Element data from apps and pages
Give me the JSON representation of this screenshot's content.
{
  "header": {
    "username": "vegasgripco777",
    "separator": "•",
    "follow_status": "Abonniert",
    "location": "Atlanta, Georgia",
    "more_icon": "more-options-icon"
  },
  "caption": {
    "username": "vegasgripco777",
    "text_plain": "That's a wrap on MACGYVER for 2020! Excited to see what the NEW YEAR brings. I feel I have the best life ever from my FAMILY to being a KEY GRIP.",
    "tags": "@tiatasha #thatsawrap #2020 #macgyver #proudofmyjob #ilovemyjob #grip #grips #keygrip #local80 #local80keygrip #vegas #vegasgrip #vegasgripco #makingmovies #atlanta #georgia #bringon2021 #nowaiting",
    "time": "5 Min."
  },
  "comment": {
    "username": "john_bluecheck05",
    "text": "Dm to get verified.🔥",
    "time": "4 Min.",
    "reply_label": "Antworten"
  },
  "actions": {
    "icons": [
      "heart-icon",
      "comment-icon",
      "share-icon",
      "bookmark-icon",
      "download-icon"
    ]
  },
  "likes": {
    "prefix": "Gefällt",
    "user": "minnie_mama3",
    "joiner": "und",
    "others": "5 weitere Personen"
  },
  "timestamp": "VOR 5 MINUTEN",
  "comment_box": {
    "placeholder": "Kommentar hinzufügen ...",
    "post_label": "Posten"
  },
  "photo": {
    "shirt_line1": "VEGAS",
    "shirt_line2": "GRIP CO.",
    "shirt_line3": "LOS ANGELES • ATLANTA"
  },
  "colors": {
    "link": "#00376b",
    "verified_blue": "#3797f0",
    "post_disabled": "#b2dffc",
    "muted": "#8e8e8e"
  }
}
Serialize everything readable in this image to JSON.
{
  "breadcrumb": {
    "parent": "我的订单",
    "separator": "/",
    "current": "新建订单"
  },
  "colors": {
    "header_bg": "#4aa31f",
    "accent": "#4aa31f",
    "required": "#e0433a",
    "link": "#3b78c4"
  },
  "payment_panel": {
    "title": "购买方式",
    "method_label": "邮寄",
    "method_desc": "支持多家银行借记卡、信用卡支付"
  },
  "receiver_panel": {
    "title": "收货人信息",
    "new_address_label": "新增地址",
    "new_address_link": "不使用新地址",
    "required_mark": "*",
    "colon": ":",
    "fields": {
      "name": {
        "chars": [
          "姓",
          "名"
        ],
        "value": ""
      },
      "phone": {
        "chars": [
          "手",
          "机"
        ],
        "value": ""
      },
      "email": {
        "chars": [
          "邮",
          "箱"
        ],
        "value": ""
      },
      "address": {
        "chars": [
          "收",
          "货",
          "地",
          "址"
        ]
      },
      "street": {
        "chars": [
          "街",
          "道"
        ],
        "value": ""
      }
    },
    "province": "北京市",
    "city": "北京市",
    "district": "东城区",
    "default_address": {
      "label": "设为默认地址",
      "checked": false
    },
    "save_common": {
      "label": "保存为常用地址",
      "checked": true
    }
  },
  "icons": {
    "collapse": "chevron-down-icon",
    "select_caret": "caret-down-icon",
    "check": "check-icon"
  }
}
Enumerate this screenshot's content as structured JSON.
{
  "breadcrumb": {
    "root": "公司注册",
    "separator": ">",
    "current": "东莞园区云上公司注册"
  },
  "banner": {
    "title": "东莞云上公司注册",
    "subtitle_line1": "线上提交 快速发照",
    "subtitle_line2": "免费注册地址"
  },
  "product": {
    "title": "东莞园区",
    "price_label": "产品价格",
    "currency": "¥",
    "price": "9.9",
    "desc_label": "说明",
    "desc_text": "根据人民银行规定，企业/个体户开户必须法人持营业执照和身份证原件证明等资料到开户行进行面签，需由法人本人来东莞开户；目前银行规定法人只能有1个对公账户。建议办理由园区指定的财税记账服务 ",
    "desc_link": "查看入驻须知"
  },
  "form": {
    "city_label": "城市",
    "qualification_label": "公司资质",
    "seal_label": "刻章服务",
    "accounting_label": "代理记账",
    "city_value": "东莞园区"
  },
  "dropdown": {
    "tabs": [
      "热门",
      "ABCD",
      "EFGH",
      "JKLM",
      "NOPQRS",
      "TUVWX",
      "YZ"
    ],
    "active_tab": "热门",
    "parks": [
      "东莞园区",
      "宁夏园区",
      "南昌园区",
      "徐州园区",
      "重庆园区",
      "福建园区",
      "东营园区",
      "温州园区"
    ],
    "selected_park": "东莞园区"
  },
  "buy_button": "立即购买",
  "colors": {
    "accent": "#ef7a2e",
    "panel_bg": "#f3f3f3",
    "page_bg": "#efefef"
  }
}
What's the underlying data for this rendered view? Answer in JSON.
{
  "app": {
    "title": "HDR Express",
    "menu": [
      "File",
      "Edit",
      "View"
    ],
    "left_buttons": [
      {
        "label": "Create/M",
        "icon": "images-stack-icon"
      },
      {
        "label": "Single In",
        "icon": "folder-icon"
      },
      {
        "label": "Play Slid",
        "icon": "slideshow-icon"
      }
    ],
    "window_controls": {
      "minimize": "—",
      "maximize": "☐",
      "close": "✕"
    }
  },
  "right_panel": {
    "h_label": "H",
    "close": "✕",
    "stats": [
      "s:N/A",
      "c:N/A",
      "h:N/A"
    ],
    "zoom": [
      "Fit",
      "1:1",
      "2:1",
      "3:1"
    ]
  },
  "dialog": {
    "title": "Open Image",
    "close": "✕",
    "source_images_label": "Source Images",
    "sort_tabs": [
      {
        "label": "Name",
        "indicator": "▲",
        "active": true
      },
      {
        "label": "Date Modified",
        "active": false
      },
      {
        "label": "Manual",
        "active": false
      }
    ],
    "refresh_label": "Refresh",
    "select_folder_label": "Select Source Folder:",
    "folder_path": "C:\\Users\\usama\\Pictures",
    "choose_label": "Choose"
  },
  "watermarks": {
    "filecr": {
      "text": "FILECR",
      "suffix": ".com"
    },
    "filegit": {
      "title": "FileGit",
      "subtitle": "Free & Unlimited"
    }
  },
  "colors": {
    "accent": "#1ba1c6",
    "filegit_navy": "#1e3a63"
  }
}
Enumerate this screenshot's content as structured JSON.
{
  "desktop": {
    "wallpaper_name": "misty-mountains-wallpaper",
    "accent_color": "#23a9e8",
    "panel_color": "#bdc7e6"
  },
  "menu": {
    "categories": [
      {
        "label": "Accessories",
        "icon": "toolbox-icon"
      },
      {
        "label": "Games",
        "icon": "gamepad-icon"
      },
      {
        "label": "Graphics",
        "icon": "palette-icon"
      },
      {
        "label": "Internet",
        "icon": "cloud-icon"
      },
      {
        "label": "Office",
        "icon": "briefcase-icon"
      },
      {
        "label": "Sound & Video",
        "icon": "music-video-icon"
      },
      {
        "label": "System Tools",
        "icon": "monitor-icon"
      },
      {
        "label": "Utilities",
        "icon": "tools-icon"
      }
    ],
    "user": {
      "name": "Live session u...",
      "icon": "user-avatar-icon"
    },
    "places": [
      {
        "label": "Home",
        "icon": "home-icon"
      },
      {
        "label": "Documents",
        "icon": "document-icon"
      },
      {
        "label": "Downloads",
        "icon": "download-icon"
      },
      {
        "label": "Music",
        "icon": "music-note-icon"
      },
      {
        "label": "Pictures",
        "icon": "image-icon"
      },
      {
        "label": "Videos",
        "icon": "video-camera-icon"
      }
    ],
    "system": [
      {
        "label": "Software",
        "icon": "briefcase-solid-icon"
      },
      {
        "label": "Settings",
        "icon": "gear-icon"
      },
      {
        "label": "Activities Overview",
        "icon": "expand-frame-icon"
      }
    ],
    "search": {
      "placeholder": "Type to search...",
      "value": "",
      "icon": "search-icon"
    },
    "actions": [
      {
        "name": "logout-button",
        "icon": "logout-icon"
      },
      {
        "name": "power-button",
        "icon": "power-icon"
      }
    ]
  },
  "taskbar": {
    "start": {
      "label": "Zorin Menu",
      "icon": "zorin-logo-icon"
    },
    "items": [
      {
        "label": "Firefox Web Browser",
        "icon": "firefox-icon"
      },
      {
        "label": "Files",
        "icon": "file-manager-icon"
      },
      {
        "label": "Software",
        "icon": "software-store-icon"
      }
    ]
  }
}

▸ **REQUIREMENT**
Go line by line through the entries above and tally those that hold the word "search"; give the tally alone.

▸ **TASK OUTPUT**
3